Aim of the task
Copy the records below exactly as they stand. Leave out the pictures.

Data extracts
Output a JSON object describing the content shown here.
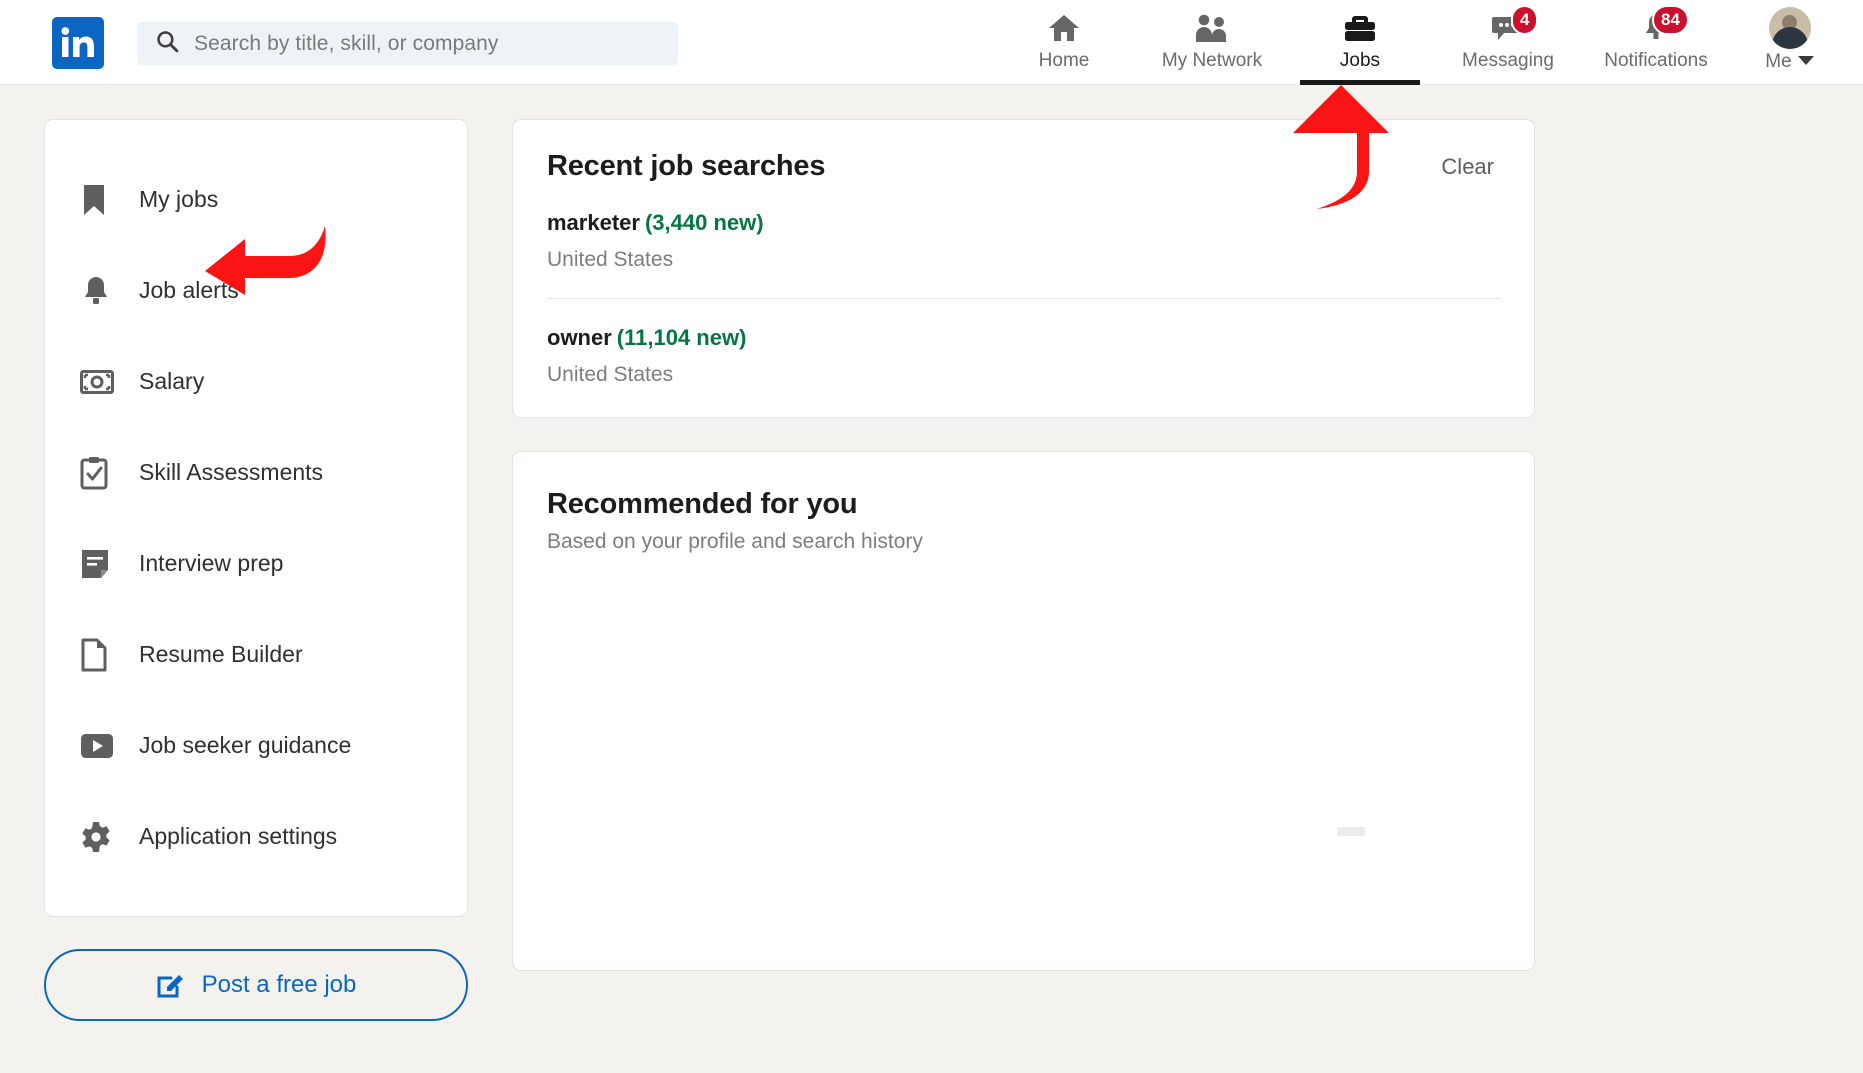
{
  "brand": {
    "logo_text": "in",
    "logo_color": "#0a66c2",
    "accent_green": "#057642",
    "badge_red": "#cb112d",
    "annotation_red": "#fa1414",
    "page_background": "#f3f2ef"
  },
  "search": {
    "placeholder": "Search by title, skill, or company",
    "value": "",
    "icon": "search-icon"
  },
  "nav": {
    "items": [
      {
        "label": "Home",
        "icon": "home-icon",
        "active": false,
        "badge": null
      },
      {
        "label": "My Network",
        "icon": "people-icon",
        "active": false,
        "badge": null
      },
      {
        "label": "Jobs",
        "icon": "briefcase-icon",
        "active": true,
        "badge": null
      },
      {
        "label": "Messaging",
        "icon": "message-bubble-icon",
        "active": false,
        "badge": "4"
      },
      {
        "label": "Notifications",
        "icon": "bell-icon",
        "active": false,
        "badge": "84"
      }
    ],
    "me": {
      "label": "Me",
      "icon": "chevron-down-icon",
      "avatar": "avatar"
    }
  },
  "sidebar": {
    "items": [
      {
        "label": "My jobs",
        "icon": "bookmark-icon"
      },
      {
        "label": "Job alerts",
        "icon": "bell-icon"
      },
      {
        "label": "Salary",
        "icon": "banknote-icon"
      },
      {
        "label": "Skill Assessments",
        "icon": "clipboard-check-icon"
      },
      {
        "label": "Interview prep",
        "icon": "notes-icon"
      },
      {
        "label": "Resume Builder",
        "icon": "document-icon"
      },
      {
        "label": "Job seeker guidance",
        "icon": "play-video-icon"
      },
      {
        "label": "Application settings",
        "icon": "gear-icon"
      }
    ],
    "post_job": {
      "label": "Post a free job",
      "icon": "compose-pencil-icon"
    }
  },
  "main": {
    "recent_searches": {
      "title": "Recent job searches",
      "clear_label": "Clear",
      "rows": [
        {
          "term": "marketer",
          "new_count": "(3,440 new)",
          "location": "United States"
        },
        {
          "term": "owner",
          "new_count": "(11,104 new)",
          "location": "United States"
        }
      ]
    },
    "recommended": {
      "title": "Recommended for you",
      "subtitle": "Based on your profile and search history"
    }
  },
  "annotations": [
    {
      "name": "arrow-pointing-to-my-jobs",
      "direction": "left",
      "target": "My jobs"
    },
    {
      "name": "arrow-pointing-to-jobs-tab",
      "direction": "up",
      "target": "Jobs"
    }
  ]
}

Response
Output a JSON object describing the content shown here.
{
  "brand": {
    "logo_text": "in",
    "logo_color": "#0a66c2",
    "accent_green": "#057642",
    "badge_red": "#cb112d",
    "annotation_red": "#fa1414",
    "page_background": "#f3f2ef"
  },
  "search": {
    "placeholder": "Search by title, skill, or company",
    "value": "",
    "icon": "search-icon"
  },
  "nav": {
    "items": [
      {
        "label": "Home",
        "icon": "home-icon",
        "active": false,
        "badge": null
      },
      {
        "label": "My Network",
        "icon": "people-icon",
        "active": false,
        "badge": null
      },
      {
        "label": "Jobs",
        "icon": "briefcase-icon",
        "active": true,
        "badge": null
      },
      {
        "label": "Messaging",
        "icon": "message-bubble-icon",
        "active": false,
        "badge": "4"
      },
      {
        "label": "Notifications",
        "icon": "bell-icon",
        "active": false,
        "badge": "84"
      }
    ],
    "me": {
      "label": "Me",
      "icon": "chevron-down-icon",
      "avatar": "avatar"
    }
  },
  "sidebar": {
    "items": [
      {
        "label": "My jobs",
        "icon": "bookmark-icon"
      },
      {
        "label": "Job alerts",
        "icon": "bell-icon"
      },
      {
        "label": "Salary",
        "icon": "banknote-icon"
      },
      {
        "label": "Skill Assessments",
        "icon": "clipboard-check-icon"
      },
      {
        "label": "Interview prep",
        "icon": "notes-icon"
      },
      {
        "label": "Resume Builder",
        "icon": "document-icon"
      },
      {
        "label": "Job seeker guidance",
        "icon": "play-video-icon"
      },
      {
        "label": "Application settings",
        "icon": "gear-icon"
      }
    ],
    "post_job": {
      "label": "Post a free job",
      "icon": "compose-pencil-icon"
    }
  },
  "main": {
    "recent_searches": {
      "title": "Recent job searches",
      "clear_label": "Clear",
      "rows": [
        {
          "term": "marketer",
          "new_count": "(3,440 new)",
          "location": "United States"
        },
        {
          "term": "owner",
          "new_count": "(11,104 new)",
          "location": "United States"
        }
      ]
    },
    "recommended": {
      "title": "Recommended for you",
      "subtitle": "Based on your profile and search history"
    }
  },
  "annotations": [
    {
      "name": "arrow-pointing-to-my-jobs",
      "direction": "left",
      "target": "My jobs"
    },
    {
      "name": "arrow-pointing-to-jobs-tab",
      "direction": "up",
      "target": "Jobs"
    }
  ]
}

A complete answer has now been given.